**PROBLEM DETAILS**
Given the records below, pull every line with the word "legend" into the answer.

-- INPUT DATA follows --

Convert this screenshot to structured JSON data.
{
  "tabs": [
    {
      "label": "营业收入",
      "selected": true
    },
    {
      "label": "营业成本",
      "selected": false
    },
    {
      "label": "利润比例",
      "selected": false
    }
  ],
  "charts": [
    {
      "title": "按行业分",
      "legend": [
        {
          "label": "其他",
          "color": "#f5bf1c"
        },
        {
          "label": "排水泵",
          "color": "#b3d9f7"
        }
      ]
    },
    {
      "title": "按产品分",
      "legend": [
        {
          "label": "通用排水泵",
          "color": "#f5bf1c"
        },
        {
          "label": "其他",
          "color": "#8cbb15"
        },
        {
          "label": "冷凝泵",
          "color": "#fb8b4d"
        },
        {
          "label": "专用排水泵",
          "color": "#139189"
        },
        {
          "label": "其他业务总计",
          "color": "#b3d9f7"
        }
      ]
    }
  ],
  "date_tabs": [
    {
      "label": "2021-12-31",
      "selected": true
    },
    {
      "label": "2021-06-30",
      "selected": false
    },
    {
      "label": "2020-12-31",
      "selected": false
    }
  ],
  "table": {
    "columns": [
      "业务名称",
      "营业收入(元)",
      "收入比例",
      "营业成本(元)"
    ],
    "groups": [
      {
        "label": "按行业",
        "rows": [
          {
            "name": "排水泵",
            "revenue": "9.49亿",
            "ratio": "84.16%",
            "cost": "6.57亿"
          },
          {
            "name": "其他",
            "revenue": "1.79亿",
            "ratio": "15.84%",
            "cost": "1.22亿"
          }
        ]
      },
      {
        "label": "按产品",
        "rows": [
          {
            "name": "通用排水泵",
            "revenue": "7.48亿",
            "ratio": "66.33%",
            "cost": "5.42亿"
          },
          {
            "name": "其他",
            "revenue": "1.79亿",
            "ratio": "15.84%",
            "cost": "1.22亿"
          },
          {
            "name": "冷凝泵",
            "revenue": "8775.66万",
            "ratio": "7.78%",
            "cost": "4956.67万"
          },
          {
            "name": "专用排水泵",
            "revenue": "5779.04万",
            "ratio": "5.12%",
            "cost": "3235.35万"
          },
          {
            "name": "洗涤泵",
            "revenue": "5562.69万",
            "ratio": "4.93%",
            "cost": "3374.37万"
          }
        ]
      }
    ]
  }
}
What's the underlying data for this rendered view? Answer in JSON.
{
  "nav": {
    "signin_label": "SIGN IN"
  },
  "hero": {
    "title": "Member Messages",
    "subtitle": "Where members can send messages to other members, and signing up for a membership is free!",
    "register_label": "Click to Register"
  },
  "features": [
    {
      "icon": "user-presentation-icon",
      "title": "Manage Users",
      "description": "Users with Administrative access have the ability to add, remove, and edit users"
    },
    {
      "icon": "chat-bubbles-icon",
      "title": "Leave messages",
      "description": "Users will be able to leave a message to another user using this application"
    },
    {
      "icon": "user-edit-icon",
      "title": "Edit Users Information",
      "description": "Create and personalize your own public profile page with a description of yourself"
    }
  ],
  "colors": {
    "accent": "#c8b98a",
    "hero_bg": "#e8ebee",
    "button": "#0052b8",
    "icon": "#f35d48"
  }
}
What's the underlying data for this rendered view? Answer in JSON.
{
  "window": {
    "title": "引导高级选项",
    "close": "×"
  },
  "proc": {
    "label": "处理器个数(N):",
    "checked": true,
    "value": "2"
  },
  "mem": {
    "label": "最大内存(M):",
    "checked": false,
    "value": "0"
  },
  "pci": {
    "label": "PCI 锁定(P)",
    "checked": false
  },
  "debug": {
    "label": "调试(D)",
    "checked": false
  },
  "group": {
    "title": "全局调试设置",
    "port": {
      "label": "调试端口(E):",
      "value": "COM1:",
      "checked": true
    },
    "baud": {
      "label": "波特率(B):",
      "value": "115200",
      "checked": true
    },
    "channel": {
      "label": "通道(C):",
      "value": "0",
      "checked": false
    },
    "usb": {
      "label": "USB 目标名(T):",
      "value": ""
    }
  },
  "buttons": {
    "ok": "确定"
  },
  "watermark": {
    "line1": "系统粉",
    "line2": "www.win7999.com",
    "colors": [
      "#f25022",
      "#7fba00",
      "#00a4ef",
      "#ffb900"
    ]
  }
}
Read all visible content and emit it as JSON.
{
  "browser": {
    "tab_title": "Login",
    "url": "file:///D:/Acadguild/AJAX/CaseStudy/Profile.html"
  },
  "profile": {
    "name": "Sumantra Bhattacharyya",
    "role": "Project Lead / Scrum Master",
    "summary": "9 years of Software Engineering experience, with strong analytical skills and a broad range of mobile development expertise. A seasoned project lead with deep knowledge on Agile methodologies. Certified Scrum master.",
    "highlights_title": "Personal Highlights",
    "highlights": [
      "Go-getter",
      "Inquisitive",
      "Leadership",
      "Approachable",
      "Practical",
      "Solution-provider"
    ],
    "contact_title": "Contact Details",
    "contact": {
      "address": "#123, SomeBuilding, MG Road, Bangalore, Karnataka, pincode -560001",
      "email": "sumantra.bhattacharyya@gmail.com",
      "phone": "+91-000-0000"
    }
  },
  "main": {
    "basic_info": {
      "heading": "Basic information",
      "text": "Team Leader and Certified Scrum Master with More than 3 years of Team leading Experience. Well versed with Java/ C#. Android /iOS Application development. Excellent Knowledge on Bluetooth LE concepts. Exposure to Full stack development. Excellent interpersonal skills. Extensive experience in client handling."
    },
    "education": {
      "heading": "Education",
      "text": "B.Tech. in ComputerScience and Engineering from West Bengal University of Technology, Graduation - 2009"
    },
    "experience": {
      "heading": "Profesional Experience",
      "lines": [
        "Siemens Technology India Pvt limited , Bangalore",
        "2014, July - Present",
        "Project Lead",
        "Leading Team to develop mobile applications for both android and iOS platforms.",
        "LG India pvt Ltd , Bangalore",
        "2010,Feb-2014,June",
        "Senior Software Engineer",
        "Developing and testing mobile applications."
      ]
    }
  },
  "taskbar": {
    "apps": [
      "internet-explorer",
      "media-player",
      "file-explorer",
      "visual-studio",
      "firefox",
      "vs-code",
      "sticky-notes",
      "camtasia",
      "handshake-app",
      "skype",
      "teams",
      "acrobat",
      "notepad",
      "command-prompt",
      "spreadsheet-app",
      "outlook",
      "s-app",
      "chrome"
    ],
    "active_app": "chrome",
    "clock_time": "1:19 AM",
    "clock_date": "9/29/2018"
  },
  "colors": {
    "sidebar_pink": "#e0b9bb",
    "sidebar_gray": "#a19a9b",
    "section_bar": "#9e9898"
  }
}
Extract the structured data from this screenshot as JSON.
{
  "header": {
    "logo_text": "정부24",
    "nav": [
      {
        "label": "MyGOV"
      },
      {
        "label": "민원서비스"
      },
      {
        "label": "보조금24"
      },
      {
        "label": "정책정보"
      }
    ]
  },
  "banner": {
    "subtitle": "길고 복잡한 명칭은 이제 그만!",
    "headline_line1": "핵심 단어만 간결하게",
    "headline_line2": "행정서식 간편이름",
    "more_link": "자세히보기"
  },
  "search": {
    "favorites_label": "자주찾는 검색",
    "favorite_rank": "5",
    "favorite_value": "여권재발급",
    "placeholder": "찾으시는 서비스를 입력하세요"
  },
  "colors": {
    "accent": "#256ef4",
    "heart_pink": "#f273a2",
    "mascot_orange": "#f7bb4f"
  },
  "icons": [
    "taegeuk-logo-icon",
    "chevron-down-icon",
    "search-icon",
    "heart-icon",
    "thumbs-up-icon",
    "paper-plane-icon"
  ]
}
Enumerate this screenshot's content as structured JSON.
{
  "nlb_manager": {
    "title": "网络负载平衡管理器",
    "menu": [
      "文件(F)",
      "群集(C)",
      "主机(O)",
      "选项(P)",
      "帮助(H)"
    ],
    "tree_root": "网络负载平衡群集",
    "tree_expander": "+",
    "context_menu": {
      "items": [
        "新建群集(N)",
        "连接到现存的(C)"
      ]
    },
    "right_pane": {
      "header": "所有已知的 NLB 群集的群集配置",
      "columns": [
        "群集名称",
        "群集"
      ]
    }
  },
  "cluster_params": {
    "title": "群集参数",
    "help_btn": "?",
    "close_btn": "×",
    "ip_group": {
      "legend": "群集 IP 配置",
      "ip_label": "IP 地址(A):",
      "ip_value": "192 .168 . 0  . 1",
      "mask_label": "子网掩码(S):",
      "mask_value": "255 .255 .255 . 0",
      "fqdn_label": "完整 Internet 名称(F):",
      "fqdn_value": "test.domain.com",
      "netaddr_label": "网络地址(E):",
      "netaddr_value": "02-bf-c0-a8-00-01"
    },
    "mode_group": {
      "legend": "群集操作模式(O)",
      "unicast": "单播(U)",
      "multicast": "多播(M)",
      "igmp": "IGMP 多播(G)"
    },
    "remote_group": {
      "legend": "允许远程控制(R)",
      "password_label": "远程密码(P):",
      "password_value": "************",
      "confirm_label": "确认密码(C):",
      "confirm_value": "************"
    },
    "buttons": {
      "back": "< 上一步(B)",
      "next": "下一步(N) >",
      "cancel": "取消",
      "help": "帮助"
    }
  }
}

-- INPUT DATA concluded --

**PROBLEM SOLUTION**
      "legend": [
      "legend": [
      "legend": "群集 IP 配置",
      "legend": "群集操作模式(O)",
      "legend": "允许远程控制(R)",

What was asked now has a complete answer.